Paris, Monday, March 1849
[Lettres d’un habitant des Landes, p. 13]
I am quite positive that I have left something very precious at your house, something which men of my age should no longer leave behind, something which we should always feel when our hand strays to the left side of our chest, something whose loss reduces us to being scatterbrained or blind, in a word, my glasses.
If by any chance they have been found in your drawing room, please hand them to my messenger.
I am taking advantage of this opportunity to ask after the health of your Louisette, since this is the name you like to call her; I would be happy to learn that we will be able to hear her sweet voice tomorrow; admit that you are very proud of it.
Oh! You have good reason to be. I dare not repeat it too often, but I prefer a romantic song sung by her to an entire concert highlighted by musical trills and tours de force. After all, is it not good practice to judge things and especially the arts by the impression they give us? When your daughter sings, every heart pays attention and everyone’s breath is held, from which I conclude that it is true music.
I am intrepidly protecting my health. I value it highly, being weak enough to believe that it still has some use.
Yesterday I went to see Mme de Planat. Through a few Germanic mists her mind shows traces of a deep source of common sense and original judgment, with just enough erudition for it not to be too much and perfect impartiality; our unfortunate civil disturbances do not trouble the sureness of her opinions. She is a woman who thinks for herself and I would like you to meet her. However, she made me talk too much.
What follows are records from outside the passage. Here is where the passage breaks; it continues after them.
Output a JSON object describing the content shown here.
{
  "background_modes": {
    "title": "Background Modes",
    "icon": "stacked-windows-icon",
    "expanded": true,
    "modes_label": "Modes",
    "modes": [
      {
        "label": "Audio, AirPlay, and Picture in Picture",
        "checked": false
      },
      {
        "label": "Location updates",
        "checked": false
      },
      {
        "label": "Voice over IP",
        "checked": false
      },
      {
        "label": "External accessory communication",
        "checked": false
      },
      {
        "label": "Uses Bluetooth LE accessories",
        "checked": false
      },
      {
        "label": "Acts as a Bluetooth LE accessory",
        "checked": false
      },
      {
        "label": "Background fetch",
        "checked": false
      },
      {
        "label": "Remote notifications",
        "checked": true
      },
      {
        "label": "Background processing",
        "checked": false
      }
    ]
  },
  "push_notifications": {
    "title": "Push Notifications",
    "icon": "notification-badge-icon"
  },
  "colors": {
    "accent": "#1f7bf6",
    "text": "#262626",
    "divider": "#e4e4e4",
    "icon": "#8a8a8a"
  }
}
I have not visited Victor Hugo because I thought he lived in the Marais;250 if I had known he lived in your district, then since the slope down to this area of Paris is easy, I would have made my entrance to his salon, which must be worth a visit.
Farewell. I shake the hands affectionately of those you call the Trio whom I love dearly.
[250 ]District in the center of Paris.